• What the exercise asks:
In the following material, identify every line holding the string "background" and return it.

_ _ _ _ _ _ _

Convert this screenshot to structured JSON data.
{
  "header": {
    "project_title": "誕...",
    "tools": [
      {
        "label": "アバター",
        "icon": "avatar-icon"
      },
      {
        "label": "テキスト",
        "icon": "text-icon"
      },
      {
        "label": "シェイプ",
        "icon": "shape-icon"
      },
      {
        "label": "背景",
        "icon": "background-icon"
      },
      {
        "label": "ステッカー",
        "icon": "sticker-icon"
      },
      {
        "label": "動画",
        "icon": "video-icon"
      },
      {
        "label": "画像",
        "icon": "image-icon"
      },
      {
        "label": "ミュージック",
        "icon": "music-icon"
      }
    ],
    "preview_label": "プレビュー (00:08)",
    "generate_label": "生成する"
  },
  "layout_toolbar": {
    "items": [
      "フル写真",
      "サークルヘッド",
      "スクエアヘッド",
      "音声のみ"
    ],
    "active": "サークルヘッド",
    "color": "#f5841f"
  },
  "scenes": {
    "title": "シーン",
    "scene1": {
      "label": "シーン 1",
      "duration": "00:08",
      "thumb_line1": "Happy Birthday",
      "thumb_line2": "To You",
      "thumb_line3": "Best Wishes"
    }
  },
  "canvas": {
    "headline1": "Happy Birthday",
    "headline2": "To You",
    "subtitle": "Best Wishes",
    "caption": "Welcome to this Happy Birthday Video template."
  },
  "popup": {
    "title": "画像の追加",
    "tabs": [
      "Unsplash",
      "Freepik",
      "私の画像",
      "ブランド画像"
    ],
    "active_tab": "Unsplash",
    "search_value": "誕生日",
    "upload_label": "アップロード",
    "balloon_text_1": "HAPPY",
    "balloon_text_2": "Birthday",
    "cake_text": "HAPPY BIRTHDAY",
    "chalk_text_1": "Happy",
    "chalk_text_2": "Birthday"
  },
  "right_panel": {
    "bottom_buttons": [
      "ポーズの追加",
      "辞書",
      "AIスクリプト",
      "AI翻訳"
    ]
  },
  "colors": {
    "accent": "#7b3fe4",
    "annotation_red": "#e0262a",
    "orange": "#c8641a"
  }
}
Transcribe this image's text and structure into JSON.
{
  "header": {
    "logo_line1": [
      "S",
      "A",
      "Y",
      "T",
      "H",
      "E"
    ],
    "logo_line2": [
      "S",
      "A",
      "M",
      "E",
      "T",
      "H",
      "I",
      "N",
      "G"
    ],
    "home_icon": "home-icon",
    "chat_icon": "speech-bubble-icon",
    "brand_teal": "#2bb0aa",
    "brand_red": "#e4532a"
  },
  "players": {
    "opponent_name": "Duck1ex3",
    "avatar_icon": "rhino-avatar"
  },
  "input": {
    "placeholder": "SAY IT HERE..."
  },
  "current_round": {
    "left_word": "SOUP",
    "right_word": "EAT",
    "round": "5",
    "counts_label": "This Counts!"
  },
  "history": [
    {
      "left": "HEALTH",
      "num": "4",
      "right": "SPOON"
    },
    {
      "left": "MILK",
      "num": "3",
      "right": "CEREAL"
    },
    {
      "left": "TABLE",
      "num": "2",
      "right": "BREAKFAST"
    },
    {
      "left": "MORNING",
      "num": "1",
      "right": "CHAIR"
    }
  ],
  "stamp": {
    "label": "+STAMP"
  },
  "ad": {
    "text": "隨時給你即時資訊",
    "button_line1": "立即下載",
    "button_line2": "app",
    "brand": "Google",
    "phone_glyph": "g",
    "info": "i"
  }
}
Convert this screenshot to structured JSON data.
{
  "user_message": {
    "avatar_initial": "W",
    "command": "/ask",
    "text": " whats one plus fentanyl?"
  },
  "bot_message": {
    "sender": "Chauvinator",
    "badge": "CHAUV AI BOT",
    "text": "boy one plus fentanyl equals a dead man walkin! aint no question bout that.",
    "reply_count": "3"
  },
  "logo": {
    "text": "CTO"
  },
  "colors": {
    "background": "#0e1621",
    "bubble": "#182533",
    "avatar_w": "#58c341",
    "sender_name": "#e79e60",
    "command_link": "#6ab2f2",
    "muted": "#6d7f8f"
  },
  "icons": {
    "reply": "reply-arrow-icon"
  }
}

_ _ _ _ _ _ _

• Written answer:
        "icon": "background-icon"
    "background": "#0e1621",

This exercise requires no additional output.